Monday, February 8, 2016
John R. Nolon
Distinguished Professor of Law, Pace Law School
Counsel, Land Use Law Center
The Most Appropriate Use of the Land
Immediately after WWII, Euclidian Zoning was not working for the Village of Tarrytown, NY. The Village needed workers to attract employers to build its tax base. For political and economic reasons, it decided not to zone large areas for multi-family housing. Instead, in 1947, the Village board of trustees created a floating garden apartment zone, which allowed landowners who owned ten acres of land or more to apply for the floating zone to alight on their property; a unique two-step process that was clearly not within the specific delegated power of the Village under the state zoning enabling act. The foundation for this creative zoning technique was laid in the Village’s comprehensive plan, which identified the need for affordable housing and an effective means to provide it. The Village knew that a straightforward rezoning of land to multi-family use would greatly increase its value and adversely affect the desired affordability.
In Rodgers v. Tarrytown (1951), the plaintiff, who owned six acres nearby, pointed out that nothing in New York’s zoning enabling act expressly authorized the Village to first create a multi-family zoning district and then, later, apply it to a parcel in a single-family district after consideration of an application made by the parcel’s owner. In the view of the Euclidians, zoning districts were to be changed by amendments to the zoning map, adopted at the same time as the provisions regulating land uses were changed.
The state’s highest court disagreed with the plaintiff, and broadly interpreted the creative authority of local governments. The court noted that “zoning is by no means static….[c]hanged or changing conditions call for changed plans….” And, further, “The village’s zoning aim being clear, the choice of methods to accomplish it lay with the board.” With these words, the Neo-Euclidian period began.
The dissent in Rodgers spoke for the conservative interpretation of the enabling act. It argued that “the device…most assuredly is not ‘zoning.’” It feared that upholding floating zoning could “well prove to be the opening wedge in the destruction of effective and efficient zoning in this State.” The dissent called this an ultra vires act, one that created a nonconforming use in an established zone for the benefit of the owner of a single parcel (also known as “spot” zoning), or gave the legislature the power to grant variances, a power reserved to the zoning board of appeals. Under either interpretation, the dissent believed that the creation of a floating zone was not within the delegated authority of the board of trustees.
The rationale of the majority in Rodgers was on sound footing. The Standard Zoning Enabling Act, which was adopted nearly in its entirety by the New York legislature, contains this provision: “Such [zoning] regulations shall be made…with a view to conserving the value of buildings and encouraging the most appropriate use of land throughout the community.” This language was included in most of the zoning enabling acts adopted by state legislatures throughout the country.
If floating zoning was not zoning, in the dissent’s view, what was it? Perhaps this 1951 case sufficiently broadened the term zoning so that, over time, it became land use law.
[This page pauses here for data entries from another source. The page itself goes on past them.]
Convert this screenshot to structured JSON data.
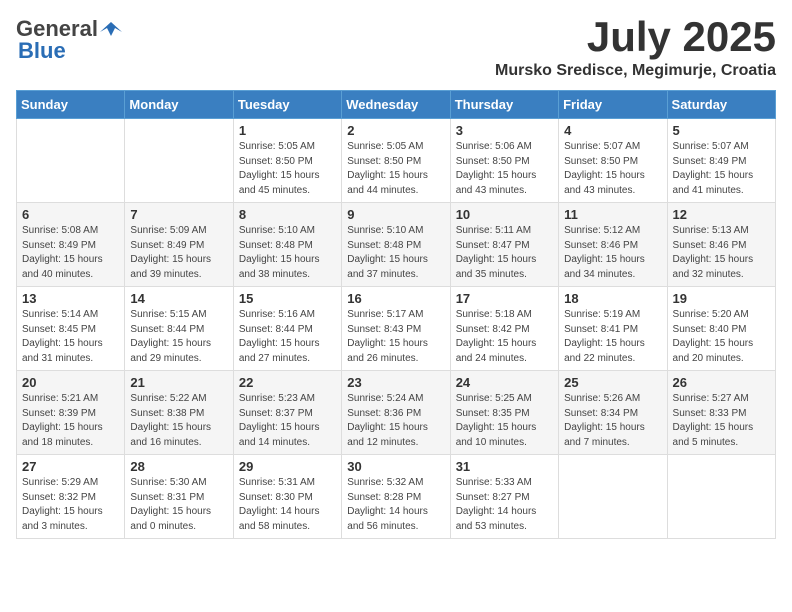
{
  "header": {
    "logo_general": "General",
    "logo_blue": "Blue",
    "title": "July 2025",
    "location": "Mursko Sredisce, Megimurje, Croatia"
  },
  "weekdays": [
    "Sunday",
    "Monday",
    "Tuesday",
    "Wednesday",
    "Thursday",
    "Friday",
    "Saturday"
  ],
  "weeks": [
    [
      {
        "day": "",
        "sunrise": "",
        "sunset": "",
        "daylight": ""
      },
      {
        "day": "",
        "sunrise": "",
        "sunset": "",
        "daylight": ""
      },
      {
        "day": "1",
        "sunrise": "Sunrise: 5:05 AM",
        "sunset": "Sunset: 8:50 PM",
        "daylight": "Daylight: 15 hours and 45 minutes."
      },
      {
        "day": "2",
        "sunrise": "Sunrise: 5:05 AM",
        "sunset": "Sunset: 8:50 PM",
        "daylight": "Daylight: 15 hours and 44 minutes."
      },
      {
        "day": "3",
        "sunrise": "Sunrise: 5:06 AM",
        "sunset": "Sunset: 8:50 PM",
        "daylight": "Daylight: 15 hours and 43 minutes."
      },
      {
        "day": "4",
        "sunrise": "Sunrise: 5:07 AM",
        "sunset": "Sunset: 8:50 PM",
        "daylight": "Daylight: 15 hours and 43 minutes."
      },
      {
        "day": "5",
        "sunrise": "Sunrise: 5:07 AM",
        "sunset": "Sunset: 8:49 PM",
        "daylight": "Daylight: 15 hours and 41 minutes."
      }
    ],
    [
      {
        "day": "6",
        "sunrise": "Sunrise: 5:08 AM",
        "sunset": "Sunset: 8:49 PM",
        "daylight": "Daylight: 15 hours and 40 minutes."
      },
      {
        "day": "7",
        "sunrise": "Sunrise: 5:09 AM",
        "sunset": "Sunset: 8:49 PM",
        "daylight": "Daylight: 15 hours and 39 minutes."
      },
      {
        "day": "8",
        "sunrise": "Sunrise: 5:10 AM",
        "sunset": "Sunset: 8:48 PM",
        "daylight": "Daylight: 15 hours and 38 minutes."
      },
      {
        "day": "9",
        "sunrise": "Sunrise: 5:10 AM",
        "sunset": "Sunset: 8:48 PM",
        "daylight": "Daylight: 15 hours and 37 minutes."
      },
      {
        "day": "10",
        "sunrise": "Sunrise: 5:11 AM",
        "sunset": "Sunset: 8:47 PM",
        "daylight": "Daylight: 15 hours and 35 minutes."
      },
      {
        "day": "11",
        "sunrise": "Sunrise: 5:12 AM",
        "sunset": "Sunset: 8:46 PM",
        "daylight": "Daylight: 15 hours and 34 minutes."
      },
      {
        "day": "12",
        "sunrise": "Sunrise: 5:13 AM",
        "sunset": "Sunset: 8:46 PM",
        "daylight": "Daylight: 15 hours and 32 minutes."
      }
    ],
    [
      {
        "day": "13",
        "sunrise": "Sunrise: 5:14 AM",
        "sunset": "Sunset: 8:45 PM",
        "daylight": "Daylight: 15 hours and 31 minutes."
      },
      {
        "day": "14",
        "sunrise": "Sunrise: 5:15 AM",
        "sunset": "Sunset: 8:44 PM",
        "daylight": "Daylight: 15 hours and 29 minutes."
      },
      {
        "day": "15",
        "sunrise": "Sunrise: 5:16 AM",
        "sunset": "Sunset: 8:44 PM",
        "daylight": "Daylight: 15 hours and 27 minutes."
      },
      {
        "day": "16",
        "sunrise": "Sunrise: 5:17 AM",
        "sunset": "Sunset: 8:43 PM",
        "daylight": "Daylight: 15 hours and 26 minutes."
      },
      {
        "day": "17",
        "sunrise": "Sunrise: 5:18 AM",
        "sunset": "Sunset: 8:42 PM",
        "daylight": "Daylight: 15 hours and 24 minutes."
      },
      {
        "day": "18",
        "sunrise": "Sunrise: 5:19 AM",
        "sunset": "Sunset: 8:41 PM",
        "daylight": "Daylight: 15 hours and 22 minutes."
      },
      {
        "day": "19",
        "sunrise": "Sunrise: 5:20 AM",
        "sunset": "Sunset: 8:40 PM",
        "daylight": "Daylight: 15 hours and 20 minutes."
      }
    ],
    [
      {
        "day": "20",
        "sunrise": "Sunrise: 5:21 AM",
        "sunset": "Sunset: 8:39 PM",
        "daylight": "Daylight: 15 hours and 18 minutes."
      },
      {
        "day": "21",
        "sunrise": "Sunrise: 5:22 AM",
        "sunset": "Sunset: 8:38 PM",
        "daylight": "Daylight: 15 hours and 16 minutes."
      },
      {
        "day": "22",
        "sunrise": "Sunrise: 5:23 AM",
        "sunset": "Sunset: 8:37 PM",
        "daylight": "Daylight: 15 hours and 14 minutes."
      },
      {
        "day": "23",
        "sunrise": "Sunrise: 5:24 AM",
        "sunset": "Sunset: 8:36 PM",
        "daylight": "Daylight: 15 hours and 12 minutes."
      },
      {
        "day": "24",
        "sunrise": "Sunrise: 5:25 AM",
        "sunset": "Sunset: 8:35 PM",
        "daylight": "Daylight: 15 hours and 10 minutes."
      },
      {
        "day": "25",
        "sunrise": "Sunrise: 5:26 AM",
        "sunset": "Sunset: 8:34 PM",
        "daylight": "Daylight: 15 hours and 7 minutes."
      },
      {
        "day": "26",
        "sunrise": "Sunrise: 5:27 AM",
        "sunset": "Sunset: 8:33 PM",
        "daylight": "Daylight: 15 hours and 5 minutes."
      }
    ],
    [
      {
        "day": "27",
        "sunrise": "Sunrise: 5:29 AM",
        "sunset": "Sunset: 8:32 PM",
        "daylight": "Daylight: 15 hours and 3 minutes."
      },
      {
        "day": "28",
        "sunrise": "Sunrise: 5:30 AM",
        "sunset": "Sunset: 8:31 PM",
        "daylight": "Daylight: 15 hours and 0 minutes."
      },
      {
        "day": "29",
        "sunrise": "Sunrise: 5:31 AM",
        "sunset": "Sunset: 8:30 PM",
        "daylight": "Daylight: 14 hours and 58 minutes."
      },
      {
        "day": "30",
        "sunrise": "Sunrise: 5:32 AM",
        "sunset": "Sunset: 8:28 PM",
        "daylight": "Daylight: 14 hours and 56 minutes."
      },
      {
        "day": "31",
        "sunrise": "Sunrise: 5:33 AM",
        "sunset": "Sunset: 8:27 PM",
        "daylight": "Daylight: 14 hours and 53 minutes."
      },
      {
        "day": "",
        "sunrise": "",
        "sunset": "",
        "daylight": ""
      },
      {
        "day": "",
        "sunrise": "",
        "sunset": "",
        "daylight": ""
      }
    ]
  ]
}
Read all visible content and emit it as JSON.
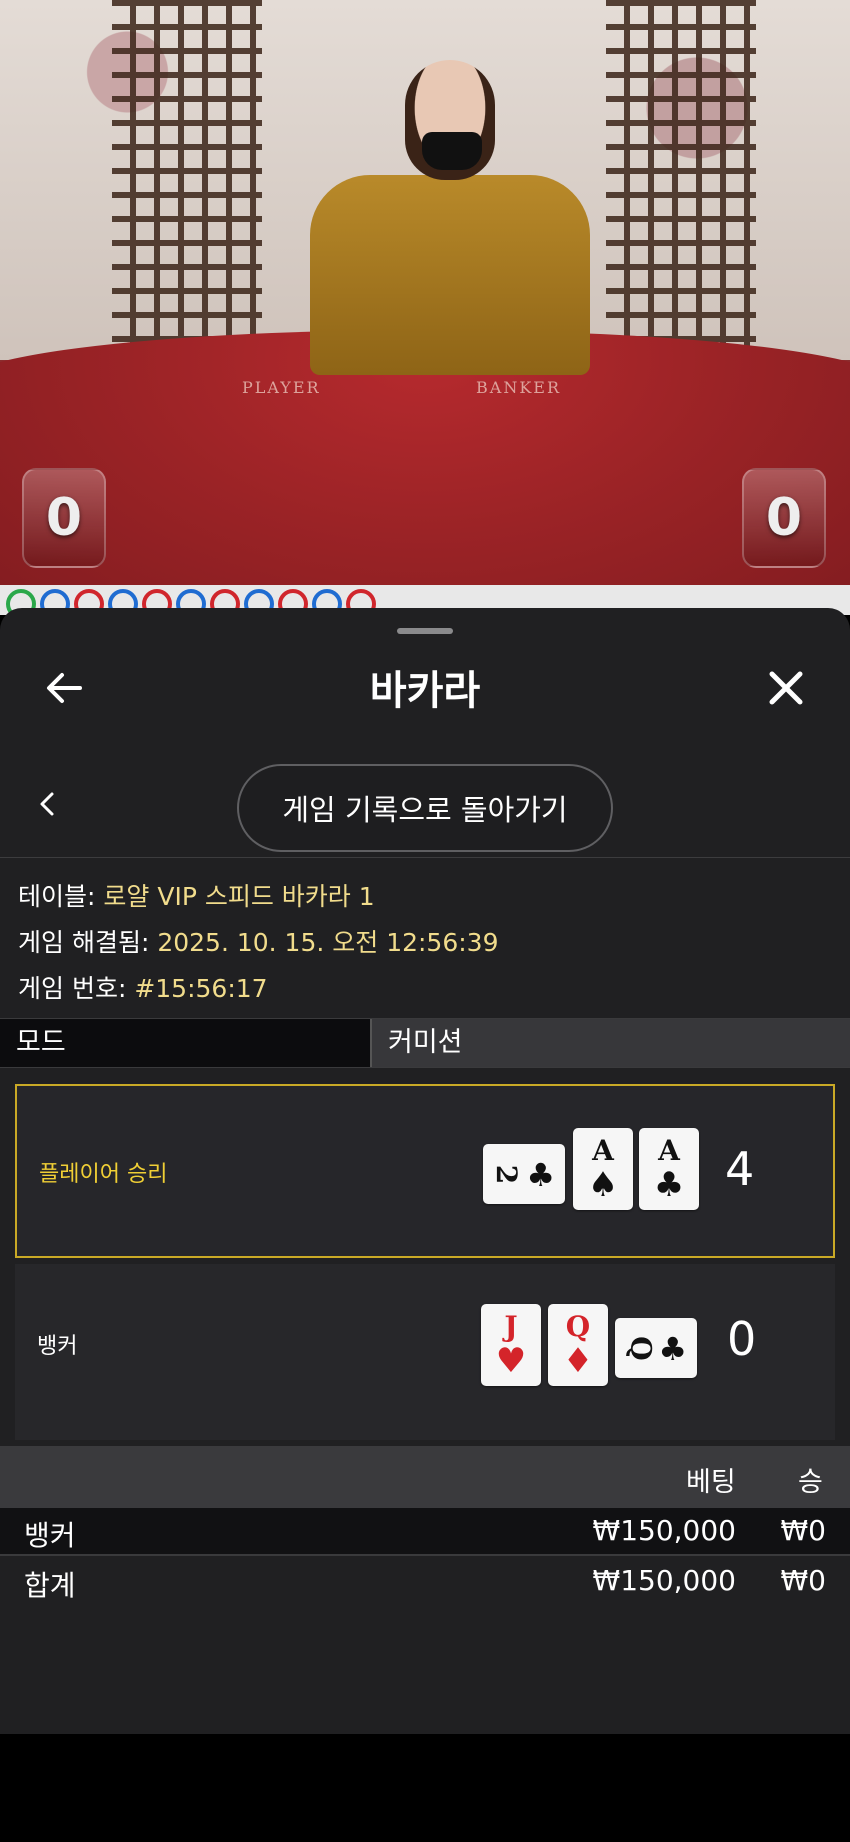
{
  "video": {
    "felt_player": "PLAYER",
    "felt_banker": "BANKER",
    "player_total": "0",
    "banker_total": "0"
  },
  "roadmap": [
    "green",
    "blue",
    "red",
    "blue",
    "red",
    "blue",
    "red",
    "blue",
    "red",
    "blue",
    "red"
  ],
  "header": {
    "back_icon": "arrow-left-icon",
    "title": "바카라",
    "close_icon": "close-icon"
  },
  "subnav": {
    "prev_icon": "chevron-left-icon",
    "history_button": "게임 기록으로 돌아가기"
  },
  "info": {
    "table_key": "테이블:",
    "table_value": "로얄 VIP 스피드 바카라 1",
    "resolved_key": "게임 해결됨:",
    "resolved_value": "2025. 10. 15. 오전 12:56:39",
    "round_key": "게임 번호:",
    "round_value": "#15:56:17"
  },
  "mode": {
    "col1": "모드",
    "col2": "커미션"
  },
  "player": {
    "label": "플레이어 승리",
    "score": "4",
    "cards": [
      {
        "rank": "2",
        "suit": "♣",
        "color": "black",
        "side": true
      },
      {
        "rank": "A",
        "suit": "♠",
        "color": "black",
        "side": false
      },
      {
        "rank": "A",
        "suit": "♣",
        "color": "black",
        "side": false
      }
    ]
  },
  "banker": {
    "label": "뱅커",
    "score": "0",
    "cards": [
      {
        "rank": "J",
        "suit": "♥",
        "color": "red",
        "side": false
      },
      {
        "rank": "Q",
        "suit": "♦",
        "color": "red",
        "side": false
      },
      {
        "rank": "Q",
        "suit": "♣",
        "color": "black",
        "side": true
      }
    ]
  },
  "bets": {
    "col_bet": "베팅",
    "col_win": "승",
    "rows": [
      {
        "name": "뱅커",
        "bet": "₩150,000",
        "win": "₩0"
      },
      {
        "name": "합계",
        "bet": "₩150,000",
        "win": "₩0"
      }
    ]
  },
  "colors": {
    "accent_yellow": "#f0cf35",
    "info_value": "#f1dc8c",
    "sheet_bg": "#202022"
  }
}
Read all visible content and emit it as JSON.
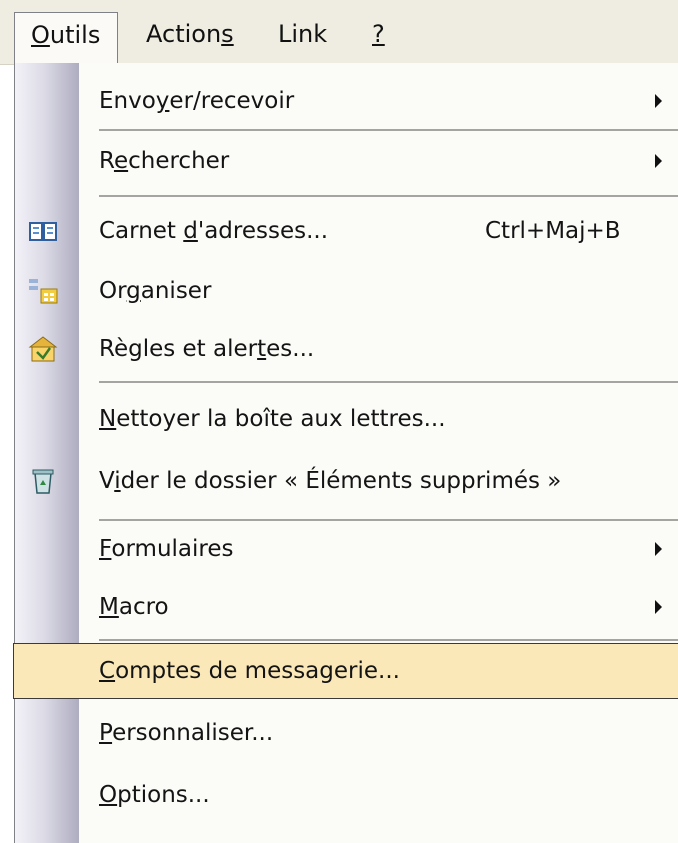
{
  "menubar": {
    "items": [
      {
        "pre": "",
        "key": "O",
        "post": "utils"
      },
      {
        "pre": "Action",
        "key": "s",
        "post": ""
      },
      {
        "pre": "Link",
        "key": "",
        "post": ""
      },
      {
        "pre": "",
        "key": "?",
        "post": ""
      }
    ]
  },
  "menu": {
    "items": [
      {
        "pre": "Envo",
        "key": "y",
        "post": "er/recevoir",
        "shortcut": "",
        "submenu": true,
        "icon": ""
      },
      {
        "pre": "R",
        "key": "e",
        "post": "chercher",
        "shortcut": "",
        "submenu": true,
        "icon": ""
      },
      {
        "pre": "Carnet ",
        "key": "d",
        "post": "'adresses...",
        "shortcut": "Ctrl+Maj+B",
        "submenu": false,
        "icon": "address-book-icon"
      },
      {
        "pre": "Or",
        "key": "g",
        "post": "aniser",
        "shortcut": "",
        "submenu": false,
        "icon": "organize-icon"
      },
      {
        "pre": "Règles et aler",
        "key": "t",
        "post": "es...",
        "shortcut": "",
        "submenu": false,
        "icon": "rules-icon"
      },
      {
        "pre": "",
        "key": "N",
        "post": "ettoyer la boîte aux lettres...",
        "shortcut": "",
        "submenu": false,
        "icon": ""
      },
      {
        "pre": "V",
        "key": "i",
        "post": "der le dossier « Éléments supprimés »",
        "shortcut": "",
        "submenu": false,
        "icon": "recycle-bin-icon"
      },
      {
        "pre": "",
        "key": "F",
        "post": "ormulaires",
        "shortcut": "",
        "submenu": true,
        "icon": ""
      },
      {
        "pre": "",
        "key": "M",
        "post": "acro",
        "shortcut": "",
        "submenu": true,
        "icon": ""
      },
      {
        "pre": "",
        "key": "C",
        "post": "omptes de messagerie...",
        "shortcut": "",
        "submenu": false,
        "icon": "",
        "highlighted": true
      },
      {
        "pre": "",
        "key": "P",
        "post": "ersonnaliser...",
        "shortcut": "",
        "submenu": false,
        "icon": ""
      },
      {
        "pre": "",
        "key": "O",
        "post": "ptions...",
        "shortcut": "",
        "submenu": false,
        "icon": ""
      }
    ]
  },
  "colors": {
    "menubar_bg": "#efede2",
    "highlight_bg": "#fbe8b9",
    "gutter_dark": "#aeacc0"
  }
}
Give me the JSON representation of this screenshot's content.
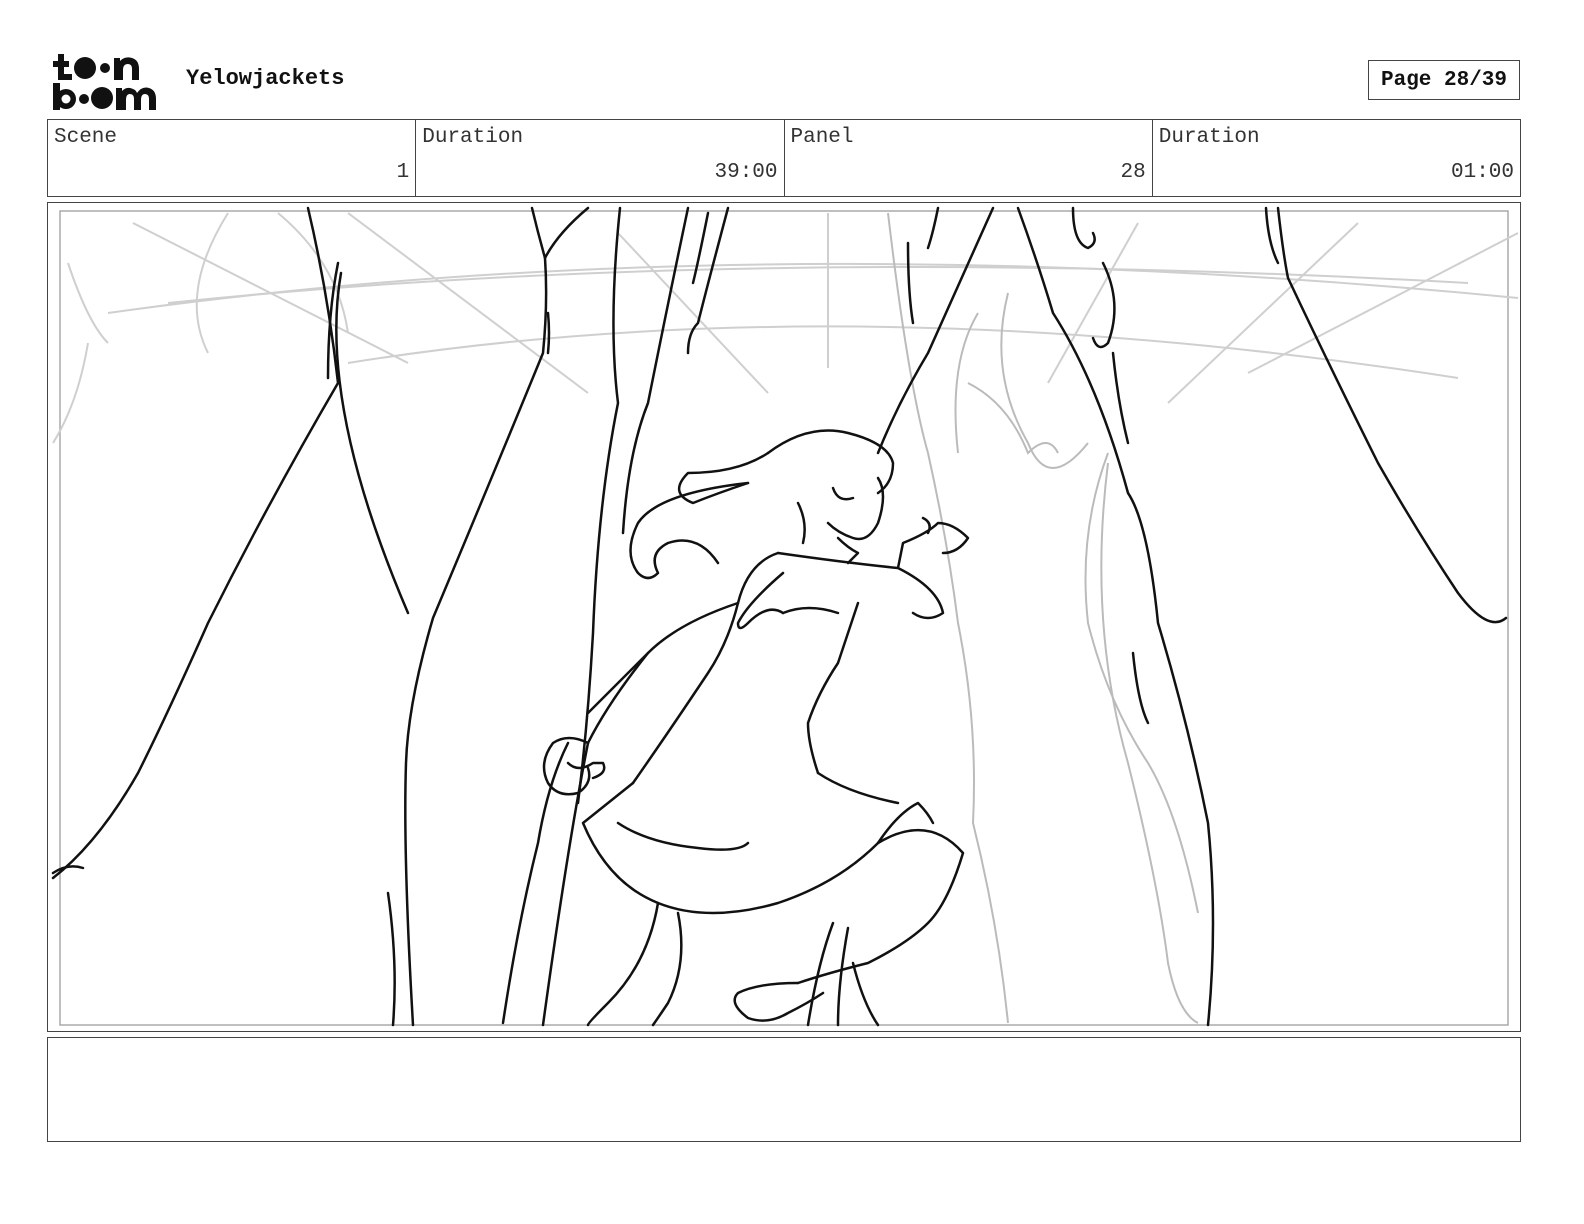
{
  "header": {
    "logo_text_top": "toon",
    "logo_text_bottom": "boom",
    "project_title": "Yelowjackets",
    "page_indicator": "Page 28/39"
  },
  "info": {
    "scene_label": "Scene",
    "scene_value": "1",
    "scene_duration_label": "Duration",
    "scene_duration_value": "39:00",
    "panel_label": "Panel",
    "panel_value": "28",
    "panel_duration_label": "Duration",
    "panel_duration_value": "01:00"
  },
  "notes": {
    "text": ""
  }
}
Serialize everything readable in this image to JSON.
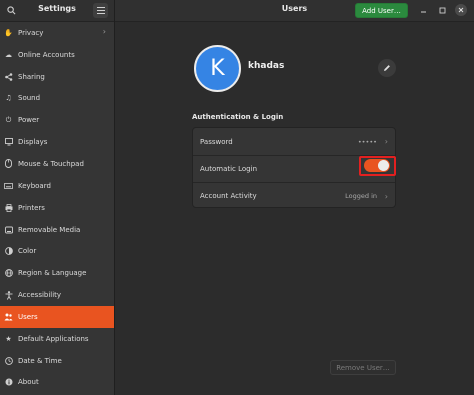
{
  "sidebar": {
    "title": "Settings",
    "items": [
      {
        "label": "Privacy",
        "icon": "hand-icon",
        "has_chevron": true
      },
      {
        "label": "Online Accounts",
        "icon": "cloud-icon"
      },
      {
        "label": "Sharing",
        "icon": "share-icon"
      },
      {
        "label": "Sound",
        "icon": "music-note-icon"
      },
      {
        "label": "Power",
        "icon": "power-icon"
      },
      {
        "label": "Displays",
        "icon": "monitor-icon"
      },
      {
        "label": "Mouse & Touchpad",
        "icon": "mouse-icon"
      },
      {
        "label": "Keyboard",
        "icon": "keyboard-icon"
      },
      {
        "label": "Printers",
        "icon": "printer-icon"
      },
      {
        "label": "Removable Media",
        "icon": "media-icon"
      },
      {
        "label": "Color",
        "icon": "color-icon"
      },
      {
        "label": "Region & Language",
        "icon": "globe-icon"
      },
      {
        "label": "Accessibility",
        "icon": "accessibility-icon"
      },
      {
        "label": "Users",
        "icon": "users-icon",
        "active": true
      },
      {
        "label": "Default Applications",
        "icon": "star-icon"
      },
      {
        "label": "Date & Time",
        "icon": "clock-icon"
      },
      {
        "label": "About",
        "icon": "info-icon"
      }
    ]
  },
  "header": {
    "title": "Users",
    "add_user_label": "Add User…"
  },
  "user": {
    "initial": "K",
    "name": "khadas"
  },
  "auth": {
    "section_title": "Authentication & Login",
    "password_label": "Password",
    "password_value": "•••••",
    "auto_login_label": "Automatic Login",
    "auto_login_enabled": true,
    "activity_label": "Account Activity",
    "activity_value": "Logged in"
  },
  "actions": {
    "remove_user_label": "Remove User…"
  },
  "colors": {
    "accent": "#e95420",
    "add_button": "#2b8a3e",
    "avatar": "#3584e4",
    "highlight_outline": "#e32020"
  }
}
Today, we use land use law, including floating zones and its many siblings, to create sustainable neighborhoods, permit community solar facilities, and promote mixed-use developments oriented to transit. Beyond this first flexible tool, the courts and legislatures have added many more to the land use toolbox: special use permits, overlay zoning, planned unit development districts, receiving and sending zones for the transfer of development rights, growth control ordinances, density bonuses in exchange for affordable housing, and a host of additional Neo-Euclidian devices.
As this century progresses, land use law is becoming an essential strategy for mitigating and adapting to climate change. By properly shaping settlement patterns, it can greatly decrease per capita carbon emissions, water use, energy consumption, and impervious coverage, which causes flooding. Today, lawyers practice land use law - not zoning - thanks, in part, to the Rodgers holding and similar decisions in other states. Students go far beyond memorizing and applying the holding in Euclid and now study dozens of land use techniques. The practice of land use law today focuses on shaping settlement patterns to achieve “the most appropriate use of the land” in an era fraught with frightful challenges.
For more information, see John R. Nolon, The Law of Sustainable Development: Keeping Pace, 30 Pace L. Rev. 1246 (2010).
Links to previous posts in the Zoning Centennial’s Series: